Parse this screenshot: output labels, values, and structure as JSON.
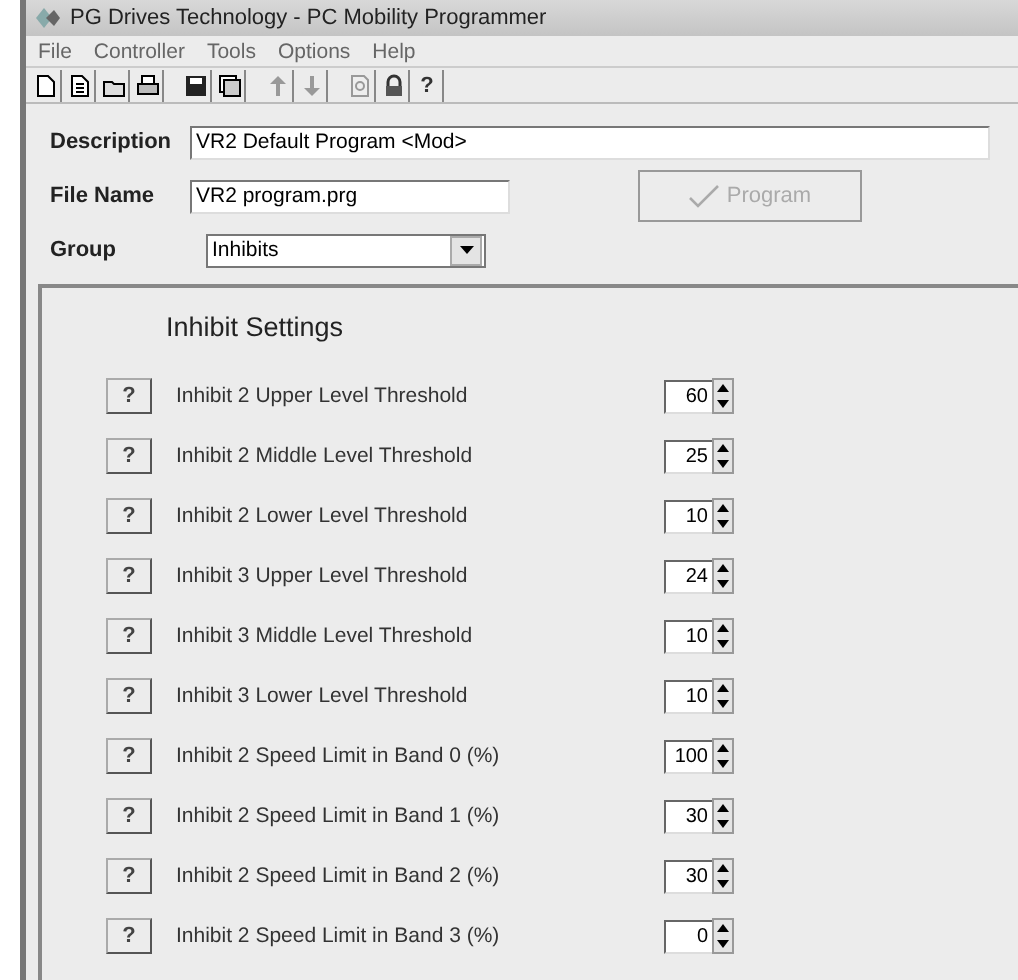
{
  "window": {
    "title": "PG Drives Technology - PC Mobility Programmer"
  },
  "menu": [
    "File",
    "Controller",
    "Tools",
    "Options",
    "Help"
  ],
  "toolbar": {
    "help_label": "?"
  },
  "description": {
    "label": "Description",
    "value": "VR2 Default Program <Mod>"
  },
  "file_name": {
    "label": "File Name",
    "value": "VR2 program.prg"
  },
  "program_button": {
    "label": "Program",
    "disabled": true
  },
  "group": {
    "label": "Group",
    "value": "Inhibits"
  },
  "panel": {
    "heading": "Inhibit Settings",
    "settings": [
      {
        "help": "?",
        "label": "Inhibit 2 Upper Level Threshold",
        "value": "60"
      },
      {
        "help": "?",
        "label": "Inhibit 2 Middle Level Threshold",
        "value": "25"
      },
      {
        "help": "?",
        "label": "Inhibit 2 Lower Level Threshold",
        "value": "10"
      },
      {
        "help": "?",
        "label": "Inhibit 3 Upper Level Threshold",
        "value": "24"
      },
      {
        "help": "?",
        "label": "Inhibit 3 Middle Level Threshold",
        "value": "10"
      },
      {
        "help": "?",
        "label": "Inhibit 3 Lower Level Threshold",
        "value": "10"
      },
      {
        "help": "?",
        "label": "Inhibit 2 Speed Limit in Band 0 (%)",
        "value": "100"
      },
      {
        "help": "?",
        "label": "Inhibit 2 Speed Limit in Band 1 (%)",
        "value": "30"
      },
      {
        "help": "?",
        "label": "Inhibit 2 Speed Limit in Band 2 (%)",
        "value": "30"
      },
      {
        "help": "?",
        "label": "Inhibit 2 Speed Limit in Band 3 (%)",
        "value": "0"
      }
    ]
  }
}
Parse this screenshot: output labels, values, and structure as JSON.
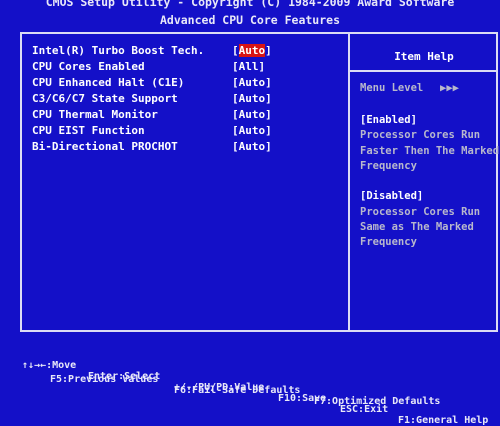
{
  "header": {
    "title_line1": "CMOS Setup Utility - Copyright (C) 1984-2009 Award Software",
    "title_line2": "Advanced CPU Core Features"
  },
  "settings": [
    {
      "label": "Intel(R) Turbo Boost Tech.",
      "value": "Auto",
      "selected": true
    },
    {
      "label": "CPU Cores Enabled",
      "value": "All",
      "selected": false
    },
    {
      "label": "CPU Enhanced Halt (C1E)",
      "value": "Auto",
      "selected": false
    },
    {
      "label": "C3/C6/C7 State Support",
      "value": "Auto",
      "selected": false
    },
    {
      "label": "CPU Thermal Monitor",
      "value": "Auto",
      "selected": false
    },
    {
      "label": "CPU EIST Function",
      "value": "Auto",
      "selected": false
    },
    {
      "label": "Bi-Directional PROCHOT",
      "value": "Auto",
      "selected": false
    }
  ],
  "item_help": {
    "title": "Item Help",
    "menu_level_label": "Menu Level",
    "menu_level_arrows": "▶▶▶",
    "enabled_head": "[Enabled]",
    "enabled_lines": [
      "Processor Cores Run",
      "Faster Then The Marked",
      "Frequency"
    ],
    "disabled_head": "[Disabled]",
    "disabled_lines": [
      "Processor Cores Run",
      "Same as The Marked",
      "Frequency"
    ]
  },
  "footer": {
    "move": "↑↓→←:Move",
    "enter": "Enter:Select",
    "value": "+/-/PU/PD:Value",
    "save": "F10:Save",
    "exit": "ESC:Exit",
    "help": "F1:General Help",
    "prev": "F5:Previous Values",
    "failsafe": "F6:Fail-Safe Defaults",
    "optimized": "F7:Optimized Defaults"
  },
  "colors": {
    "background": "#1410c8",
    "selected_value_bg": "#d81414",
    "text": "#ffffff",
    "help_text": "#b8b8cc"
  }
}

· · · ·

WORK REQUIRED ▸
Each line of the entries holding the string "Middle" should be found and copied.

EXERCISE SOLUTION ▸
        "label": "Inhibit 2 Middle Level Threshold",
        "label": "Inhibit 3 Middle Level Threshold",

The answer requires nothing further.